### EXERCISE PROMPT
If a line in the records contains the word "background", count it; state the resulting number and nothing more.

### RECORDS FOR THE EXERCISE

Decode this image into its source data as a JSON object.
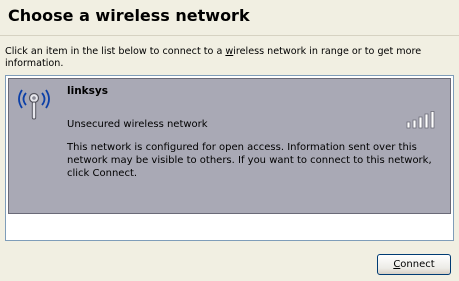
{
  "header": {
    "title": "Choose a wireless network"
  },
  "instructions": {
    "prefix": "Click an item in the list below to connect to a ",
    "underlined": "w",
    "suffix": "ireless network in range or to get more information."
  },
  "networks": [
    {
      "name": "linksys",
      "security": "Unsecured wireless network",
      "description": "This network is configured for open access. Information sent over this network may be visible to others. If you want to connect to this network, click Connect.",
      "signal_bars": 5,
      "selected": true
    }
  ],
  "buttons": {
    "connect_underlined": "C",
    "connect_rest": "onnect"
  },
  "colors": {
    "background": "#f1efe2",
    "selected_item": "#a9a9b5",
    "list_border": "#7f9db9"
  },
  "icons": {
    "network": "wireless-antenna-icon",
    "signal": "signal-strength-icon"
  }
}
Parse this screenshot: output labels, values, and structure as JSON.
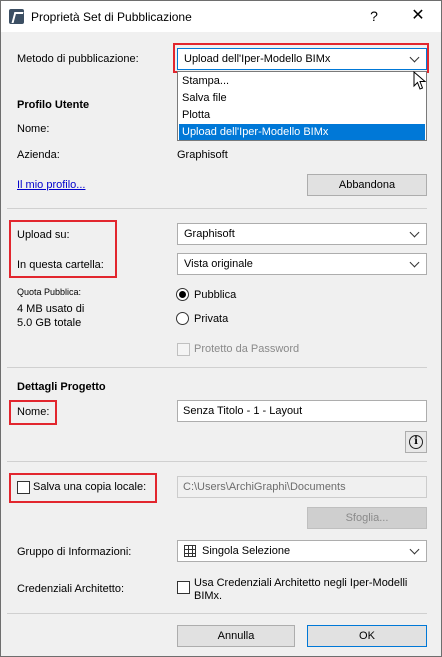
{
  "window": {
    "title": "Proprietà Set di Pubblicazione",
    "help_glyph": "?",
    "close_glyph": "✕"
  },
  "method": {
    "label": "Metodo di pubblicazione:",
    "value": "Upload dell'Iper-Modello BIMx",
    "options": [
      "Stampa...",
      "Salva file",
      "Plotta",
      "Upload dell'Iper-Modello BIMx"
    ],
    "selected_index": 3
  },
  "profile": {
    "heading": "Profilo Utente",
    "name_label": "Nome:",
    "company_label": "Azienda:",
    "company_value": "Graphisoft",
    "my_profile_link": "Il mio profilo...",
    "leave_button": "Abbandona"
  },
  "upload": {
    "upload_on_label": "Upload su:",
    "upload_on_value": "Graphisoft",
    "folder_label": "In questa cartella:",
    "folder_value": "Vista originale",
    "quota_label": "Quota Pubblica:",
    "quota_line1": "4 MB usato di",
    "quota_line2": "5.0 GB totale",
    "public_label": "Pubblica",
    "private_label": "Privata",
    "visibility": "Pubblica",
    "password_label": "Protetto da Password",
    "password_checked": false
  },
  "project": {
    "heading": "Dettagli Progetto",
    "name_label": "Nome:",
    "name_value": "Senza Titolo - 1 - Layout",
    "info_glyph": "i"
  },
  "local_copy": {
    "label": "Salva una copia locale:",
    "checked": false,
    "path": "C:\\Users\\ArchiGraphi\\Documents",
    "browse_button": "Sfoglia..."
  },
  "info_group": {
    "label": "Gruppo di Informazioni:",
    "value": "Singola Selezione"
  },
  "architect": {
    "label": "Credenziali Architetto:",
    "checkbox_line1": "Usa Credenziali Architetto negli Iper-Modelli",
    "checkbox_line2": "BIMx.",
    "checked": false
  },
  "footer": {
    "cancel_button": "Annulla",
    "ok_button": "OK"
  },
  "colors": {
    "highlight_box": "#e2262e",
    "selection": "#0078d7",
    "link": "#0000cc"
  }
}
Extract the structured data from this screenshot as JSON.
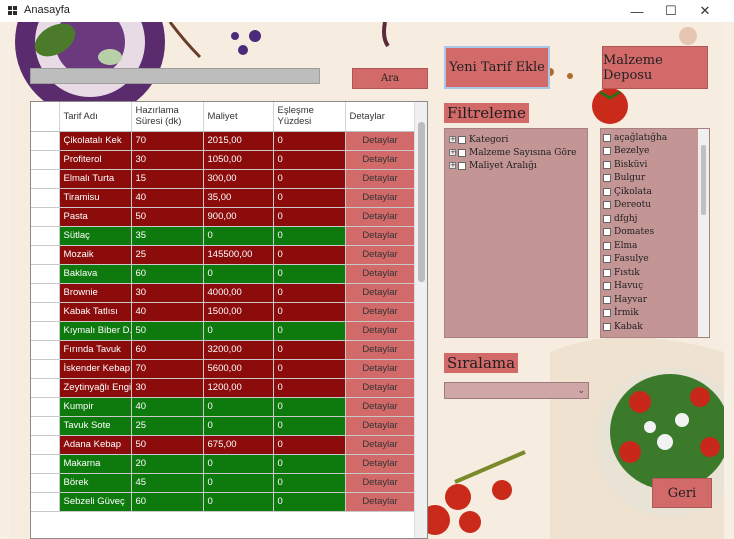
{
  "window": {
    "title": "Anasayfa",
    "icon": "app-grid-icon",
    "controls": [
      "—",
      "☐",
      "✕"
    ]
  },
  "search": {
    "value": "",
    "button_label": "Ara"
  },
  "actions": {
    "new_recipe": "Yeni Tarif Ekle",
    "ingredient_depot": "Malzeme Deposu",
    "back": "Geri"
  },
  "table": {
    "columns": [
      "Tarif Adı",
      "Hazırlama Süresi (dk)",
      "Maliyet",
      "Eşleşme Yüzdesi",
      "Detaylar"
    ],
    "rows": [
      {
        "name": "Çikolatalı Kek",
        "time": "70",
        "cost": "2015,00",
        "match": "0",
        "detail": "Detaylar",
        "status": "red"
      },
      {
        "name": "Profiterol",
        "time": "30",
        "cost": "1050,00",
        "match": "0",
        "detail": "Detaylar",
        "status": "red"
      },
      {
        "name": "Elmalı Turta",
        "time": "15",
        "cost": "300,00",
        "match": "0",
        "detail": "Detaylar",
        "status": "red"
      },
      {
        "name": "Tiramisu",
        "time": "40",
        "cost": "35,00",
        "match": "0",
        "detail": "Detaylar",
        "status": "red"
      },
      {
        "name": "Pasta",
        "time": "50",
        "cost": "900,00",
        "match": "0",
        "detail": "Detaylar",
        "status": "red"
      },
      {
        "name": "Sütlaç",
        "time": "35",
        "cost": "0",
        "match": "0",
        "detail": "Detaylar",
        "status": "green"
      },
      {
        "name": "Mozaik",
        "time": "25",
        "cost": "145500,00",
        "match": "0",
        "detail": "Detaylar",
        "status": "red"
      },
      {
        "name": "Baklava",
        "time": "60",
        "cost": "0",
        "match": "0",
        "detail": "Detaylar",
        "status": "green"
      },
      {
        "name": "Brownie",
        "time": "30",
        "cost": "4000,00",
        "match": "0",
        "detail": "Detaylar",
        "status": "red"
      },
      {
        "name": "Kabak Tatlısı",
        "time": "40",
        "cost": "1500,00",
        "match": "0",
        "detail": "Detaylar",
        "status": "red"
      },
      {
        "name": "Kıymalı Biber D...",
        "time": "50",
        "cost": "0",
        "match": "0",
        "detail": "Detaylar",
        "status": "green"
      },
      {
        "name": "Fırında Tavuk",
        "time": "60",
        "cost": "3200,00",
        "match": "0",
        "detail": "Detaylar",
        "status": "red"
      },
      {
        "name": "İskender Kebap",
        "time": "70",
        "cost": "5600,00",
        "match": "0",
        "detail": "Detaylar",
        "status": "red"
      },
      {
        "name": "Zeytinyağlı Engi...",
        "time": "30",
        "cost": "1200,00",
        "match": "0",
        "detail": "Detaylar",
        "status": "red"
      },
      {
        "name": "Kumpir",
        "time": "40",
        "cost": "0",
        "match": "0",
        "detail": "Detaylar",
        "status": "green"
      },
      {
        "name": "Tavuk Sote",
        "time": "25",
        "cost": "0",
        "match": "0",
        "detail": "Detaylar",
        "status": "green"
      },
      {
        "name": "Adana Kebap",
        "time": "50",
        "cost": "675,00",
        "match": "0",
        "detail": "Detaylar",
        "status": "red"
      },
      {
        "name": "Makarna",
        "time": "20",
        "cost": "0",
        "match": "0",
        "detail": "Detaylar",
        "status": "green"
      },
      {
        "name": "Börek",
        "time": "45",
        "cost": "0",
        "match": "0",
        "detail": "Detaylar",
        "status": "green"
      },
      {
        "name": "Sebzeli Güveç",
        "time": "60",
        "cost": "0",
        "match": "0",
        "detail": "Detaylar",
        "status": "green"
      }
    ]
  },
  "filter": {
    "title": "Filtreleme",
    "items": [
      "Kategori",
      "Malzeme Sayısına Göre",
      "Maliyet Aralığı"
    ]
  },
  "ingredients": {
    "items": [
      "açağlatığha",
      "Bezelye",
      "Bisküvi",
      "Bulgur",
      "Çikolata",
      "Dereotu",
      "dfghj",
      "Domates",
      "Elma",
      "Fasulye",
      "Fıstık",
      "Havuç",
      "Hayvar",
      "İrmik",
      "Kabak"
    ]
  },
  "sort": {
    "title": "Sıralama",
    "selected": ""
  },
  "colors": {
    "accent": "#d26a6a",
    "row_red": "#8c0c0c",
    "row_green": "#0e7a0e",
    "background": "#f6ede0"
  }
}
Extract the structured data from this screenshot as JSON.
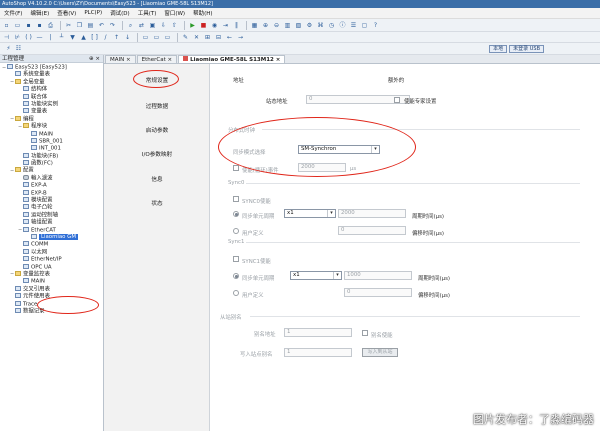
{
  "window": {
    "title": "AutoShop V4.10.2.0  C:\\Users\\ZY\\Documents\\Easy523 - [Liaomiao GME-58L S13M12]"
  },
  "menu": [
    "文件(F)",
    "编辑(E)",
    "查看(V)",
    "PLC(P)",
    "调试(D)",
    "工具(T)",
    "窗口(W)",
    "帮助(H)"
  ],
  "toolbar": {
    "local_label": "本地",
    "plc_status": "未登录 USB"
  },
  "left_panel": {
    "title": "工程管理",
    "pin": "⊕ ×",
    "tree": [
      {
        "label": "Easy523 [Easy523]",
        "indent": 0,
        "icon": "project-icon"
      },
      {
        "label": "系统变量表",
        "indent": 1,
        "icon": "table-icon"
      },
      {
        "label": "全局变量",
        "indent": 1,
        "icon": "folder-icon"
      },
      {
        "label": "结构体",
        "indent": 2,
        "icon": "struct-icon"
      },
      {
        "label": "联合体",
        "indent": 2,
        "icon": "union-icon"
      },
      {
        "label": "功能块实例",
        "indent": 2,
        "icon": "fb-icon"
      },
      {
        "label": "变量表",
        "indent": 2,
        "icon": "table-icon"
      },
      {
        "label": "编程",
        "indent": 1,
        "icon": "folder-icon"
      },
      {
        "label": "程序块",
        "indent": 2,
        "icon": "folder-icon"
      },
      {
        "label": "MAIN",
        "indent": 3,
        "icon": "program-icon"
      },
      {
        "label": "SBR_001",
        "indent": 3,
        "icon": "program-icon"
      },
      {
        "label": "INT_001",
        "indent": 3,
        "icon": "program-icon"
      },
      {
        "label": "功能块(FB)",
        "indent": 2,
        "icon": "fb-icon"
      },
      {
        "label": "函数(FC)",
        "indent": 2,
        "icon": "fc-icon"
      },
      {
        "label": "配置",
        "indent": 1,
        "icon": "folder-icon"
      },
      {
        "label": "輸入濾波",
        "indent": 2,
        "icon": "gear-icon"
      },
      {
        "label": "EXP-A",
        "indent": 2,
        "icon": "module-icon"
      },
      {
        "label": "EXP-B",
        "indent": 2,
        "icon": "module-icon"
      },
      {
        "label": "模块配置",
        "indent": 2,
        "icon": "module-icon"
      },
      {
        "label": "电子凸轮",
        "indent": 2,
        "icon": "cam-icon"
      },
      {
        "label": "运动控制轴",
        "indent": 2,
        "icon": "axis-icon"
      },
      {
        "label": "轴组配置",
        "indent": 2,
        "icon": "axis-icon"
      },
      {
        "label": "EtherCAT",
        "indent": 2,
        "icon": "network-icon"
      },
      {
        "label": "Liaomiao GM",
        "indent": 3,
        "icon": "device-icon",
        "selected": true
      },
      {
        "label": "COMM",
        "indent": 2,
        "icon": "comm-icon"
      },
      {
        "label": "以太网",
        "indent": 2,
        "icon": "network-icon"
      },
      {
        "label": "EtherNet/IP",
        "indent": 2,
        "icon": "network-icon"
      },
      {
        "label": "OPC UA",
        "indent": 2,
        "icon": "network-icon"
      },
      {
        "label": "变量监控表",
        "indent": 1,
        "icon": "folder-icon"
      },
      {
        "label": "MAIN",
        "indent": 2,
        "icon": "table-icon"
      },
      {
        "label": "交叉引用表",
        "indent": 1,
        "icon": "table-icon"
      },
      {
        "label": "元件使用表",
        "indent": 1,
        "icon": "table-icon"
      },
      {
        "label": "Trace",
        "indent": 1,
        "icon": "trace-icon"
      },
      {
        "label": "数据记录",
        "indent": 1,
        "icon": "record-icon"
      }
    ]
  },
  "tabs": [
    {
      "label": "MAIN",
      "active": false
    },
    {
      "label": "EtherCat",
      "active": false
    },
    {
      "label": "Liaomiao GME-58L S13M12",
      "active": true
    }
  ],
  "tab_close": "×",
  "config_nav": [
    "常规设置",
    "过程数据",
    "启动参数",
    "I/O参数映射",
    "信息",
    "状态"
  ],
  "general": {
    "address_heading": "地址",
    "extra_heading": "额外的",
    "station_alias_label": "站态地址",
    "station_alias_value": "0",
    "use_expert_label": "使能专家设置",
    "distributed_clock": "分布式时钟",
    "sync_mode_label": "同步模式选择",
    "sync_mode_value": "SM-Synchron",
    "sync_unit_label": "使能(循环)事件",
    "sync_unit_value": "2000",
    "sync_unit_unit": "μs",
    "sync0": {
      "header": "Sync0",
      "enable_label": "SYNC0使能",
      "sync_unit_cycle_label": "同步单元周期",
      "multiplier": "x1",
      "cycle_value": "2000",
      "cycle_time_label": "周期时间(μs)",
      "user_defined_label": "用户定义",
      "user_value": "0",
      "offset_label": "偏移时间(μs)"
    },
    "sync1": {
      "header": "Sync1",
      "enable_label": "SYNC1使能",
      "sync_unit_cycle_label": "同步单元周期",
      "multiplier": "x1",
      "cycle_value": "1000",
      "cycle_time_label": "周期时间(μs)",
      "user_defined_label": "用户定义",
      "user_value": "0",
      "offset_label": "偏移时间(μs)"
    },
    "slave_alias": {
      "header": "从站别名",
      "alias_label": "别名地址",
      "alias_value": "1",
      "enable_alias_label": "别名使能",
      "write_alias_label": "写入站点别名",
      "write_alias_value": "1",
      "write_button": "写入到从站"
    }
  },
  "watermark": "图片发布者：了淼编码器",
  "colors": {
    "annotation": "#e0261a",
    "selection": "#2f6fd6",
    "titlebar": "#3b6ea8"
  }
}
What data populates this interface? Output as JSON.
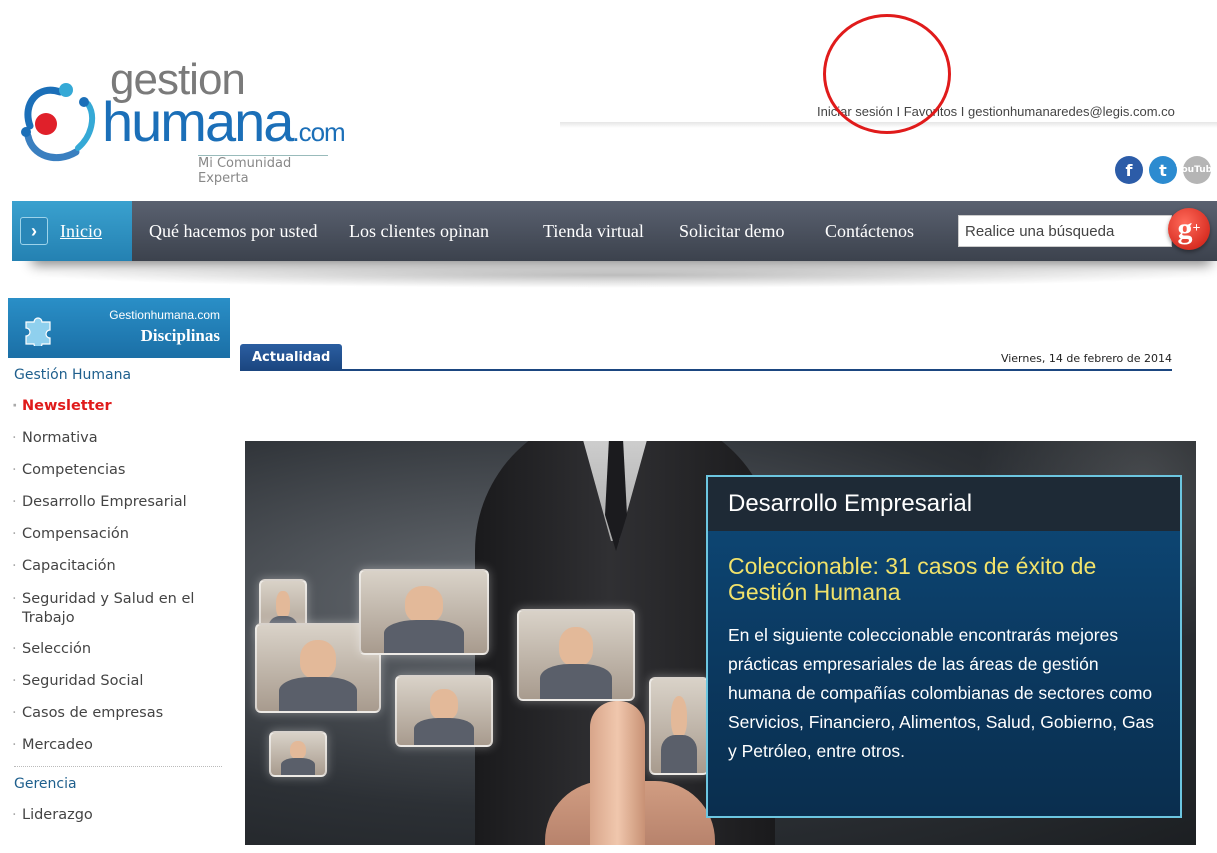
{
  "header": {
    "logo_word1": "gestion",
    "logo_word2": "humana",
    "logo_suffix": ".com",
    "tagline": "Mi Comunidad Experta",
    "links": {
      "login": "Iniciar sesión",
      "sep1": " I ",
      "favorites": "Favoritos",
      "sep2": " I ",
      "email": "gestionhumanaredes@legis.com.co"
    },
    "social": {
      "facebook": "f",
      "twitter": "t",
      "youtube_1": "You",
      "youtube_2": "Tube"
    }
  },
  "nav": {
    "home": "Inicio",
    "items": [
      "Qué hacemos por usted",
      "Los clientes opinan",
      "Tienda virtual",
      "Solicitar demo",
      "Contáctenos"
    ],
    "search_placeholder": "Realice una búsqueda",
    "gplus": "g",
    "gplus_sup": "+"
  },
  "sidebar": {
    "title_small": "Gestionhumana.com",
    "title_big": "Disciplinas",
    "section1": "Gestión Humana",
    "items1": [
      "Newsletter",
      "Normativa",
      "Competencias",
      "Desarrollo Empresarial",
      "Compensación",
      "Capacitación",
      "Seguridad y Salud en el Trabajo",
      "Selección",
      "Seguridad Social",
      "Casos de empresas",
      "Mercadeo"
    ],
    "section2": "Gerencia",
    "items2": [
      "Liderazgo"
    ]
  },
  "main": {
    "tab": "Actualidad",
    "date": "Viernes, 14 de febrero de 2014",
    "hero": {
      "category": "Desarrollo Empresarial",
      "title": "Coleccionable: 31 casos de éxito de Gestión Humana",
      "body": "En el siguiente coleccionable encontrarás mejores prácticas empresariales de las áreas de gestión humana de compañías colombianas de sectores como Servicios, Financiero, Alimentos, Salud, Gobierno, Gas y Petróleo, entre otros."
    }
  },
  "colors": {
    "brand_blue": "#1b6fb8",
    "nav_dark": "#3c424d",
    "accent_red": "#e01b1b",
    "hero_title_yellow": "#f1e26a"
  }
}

### WRITTEN RESPONSE
2